What this task involves. Would you please copy each line of the data in which the string "Click" occurs?

Provided entries.
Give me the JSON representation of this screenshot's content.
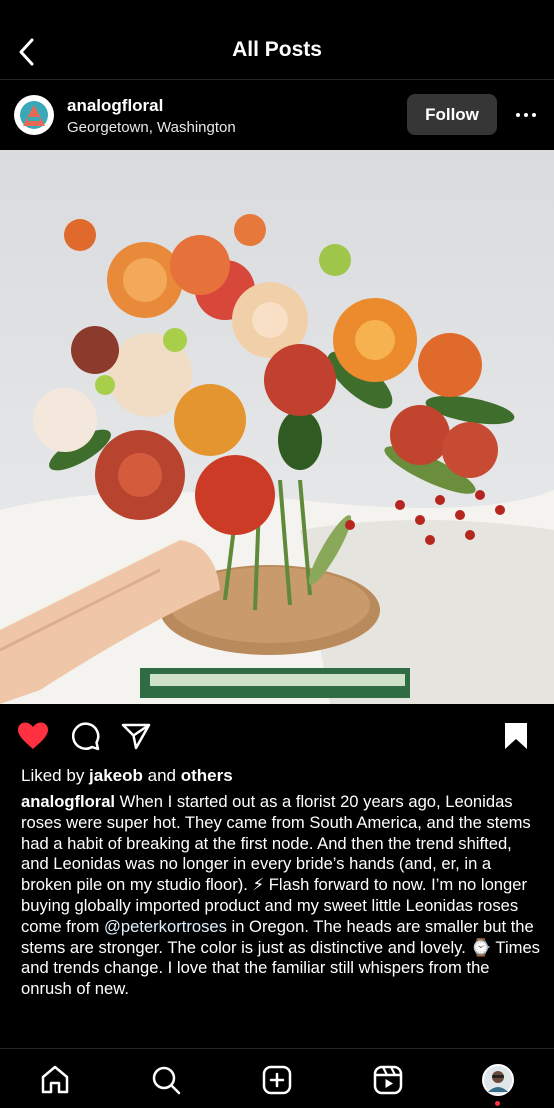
{
  "header": {
    "title": "All Posts"
  },
  "post": {
    "username": "analogfloral",
    "location": "Georgetown, Washington",
    "follow_label": "Follow"
  },
  "likes": {
    "prefix": "Liked by ",
    "user": "jakeob",
    "middle": " and ",
    "others": "others"
  },
  "caption": {
    "author": "analogfloral",
    "text_part1": " When I started out as a florist 20 years ago, Leonidas roses were super hot. They came from South America, and the stems had a habit of breaking at the first node. And then the trend shifted, and Leonidas was no longer in every bride’s hands (and, er, in a broken pile on my studio floor). ⚡ Flash forward to now. I’m no longer buying globally imported product and my sweet little Leonidas roses come from ",
    "mention": "@peterkortroses",
    "text_part2": " in Oregon. The heads are smaller but the stems are stronger. The color is just as distinctive and lovely. ⌚ Times and trends change. I love that the familiar still whispers from the onrush of new."
  },
  "icons": {
    "back": "chevron-left-icon",
    "more": "more-horizontal-icon",
    "like": "heart-icon",
    "comment": "comment-icon",
    "share": "send-icon",
    "save": "bookmark-icon",
    "nav": [
      "home-icon",
      "search-icon",
      "create-icon",
      "reels-icon",
      "profile-avatar"
    ]
  },
  "colors": {
    "like": "#ff3040",
    "notification_dot": "#ff3040"
  }
}
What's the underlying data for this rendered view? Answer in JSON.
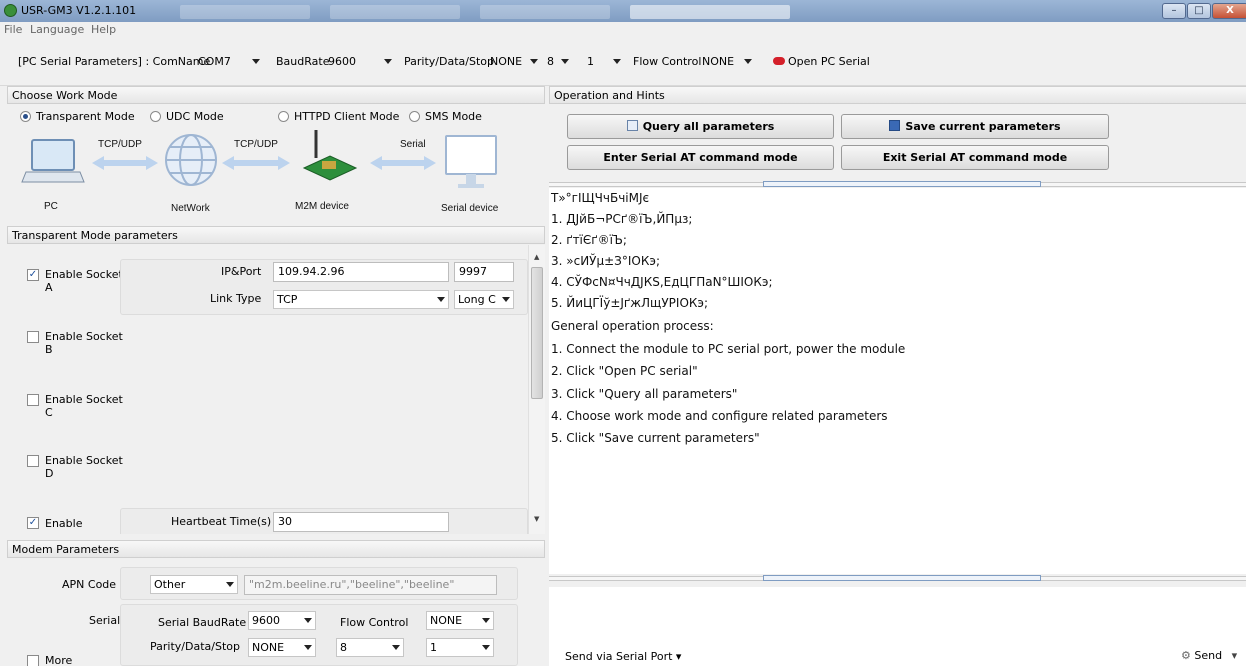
{
  "window": {
    "title": "USR-GM3 V1.2.1.101",
    "controls": [
      "minimize-icon",
      "maximize-icon",
      "close-icon"
    ]
  },
  "menu": [
    "File",
    "Language",
    "Help"
  ],
  "serial_bar": {
    "section_label": "[PC Serial Parameters] : ComName",
    "com_name": "COM7",
    "baud_label": "BaudRate",
    "baud_value": "9600",
    "parity_label": "Parity/Data/Stop",
    "parity_value": "NONE",
    "data_value": "8",
    "stop_value": "1",
    "flow_label": "Flow Control",
    "flow_value": "NONE",
    "open_label": "Open PC Serial"
  },
  "work_mode": {
    "header": "Choose Work Mode",
    "options": [
      "Transparent Mode",
      "UDC Mode",
      "HTTPD Client Mode",
      "SMS Mode"
    ],
    "selected": "Transparent Mode",
    "diagram": {
      "pc": "PC",
      "network": "NetWork",
      "m2m": "M2M device",
      "serial_device": "Serial device",
      "link1": "TCP/UDP",
      "link2": "TCP/UDP",
      "link3": "Serial"
    }
  },
  "transparent": {
    "header": "Transparent Mode parameters",
    "socket_a": {
      "label": "Enable Socket A",
      "checked": true,
      "ip_port_label": "IP&Port",
      "ip": "109.94.2.96",
      "port": "9997",
      "link_type_label": "Link Type",
      "link_type": "TCP",
      "conn_mode": "Long C"
    },
    "socket_b": {
      "label": "Enable Socket B",
      "checked": false
    },
    "socket_c": {
      "label": "Enable Socket C",
      "checked": false
    },
    "socket_d": {
      "label": "Enable Socket D",
      "checked": false
    },
    "heartbeat": {
      "label": "Enable",
      "checked": true,
      "time_label": "Heartbeat Time(s)",
      "time_value": "30"
    }
  },
  "modem": {
    "header": "Modem Parameters",
    "apn_label": "APN Code",
    "apn_select": "Other",
    "apn_value": "\"m2m.beeline.ru\",\"beeline\",\"beeline\"",
    "serial_label": "Serial",
    "baud_label": "Serial BaudRate",
    "baud_value": "9600",
    "flow_label": "Flow Control",
    "flow_value": "NONE",
    "parity_label": "Parity/Data/Stop",
    "parity_value": "NONE",
    "data_value": "8",
    "stop_value": "1",
    "more_label": "More"
  },
  "operations": {
    "header": "Operation and Hints",
    "query_button": "Query all parameters",
    "save_button": "Save current parameters",
    "enter_at_button": "Enter Serial AT command mode",
    "exit_at_button": "Exit Serial AT command mode"
  },
  "hints": [
    "Т»°гІЩЧчБчіМЈє",
    "1. ДЈйБ¬РСґ®їЪ,ЙПµз;",
    "2. ґтїЄґ®їЪ;",
    "3. »сИЎµ±З°ІОКэ;",
    "4. СЎФсN¤ЧчДЈКЅ,ЕдЦГПаN°ШІОКэ;",
    "5. ЙиЦГЇў±ЈґжЛщУРІОКэ;",
    "General operation process:",
    "1. Connect the module to PC serial port, power the module",
    "2. Click \"Open PC serial\"",
    "3. Click \"Query all parameters\"",
    "4. Choose work mode and configure related parameters",
    "5. Click \"Save current parameters\""
  ],
  "bottom": {
    "send_via": "Send via Serial Port",
    "send": "Send"
  }
}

Response to the exercise.
    "2. Click \"Open PC serial\"",
    "3. Click \"Query all parameters\"",
    "5. Click \"Save current parameters\""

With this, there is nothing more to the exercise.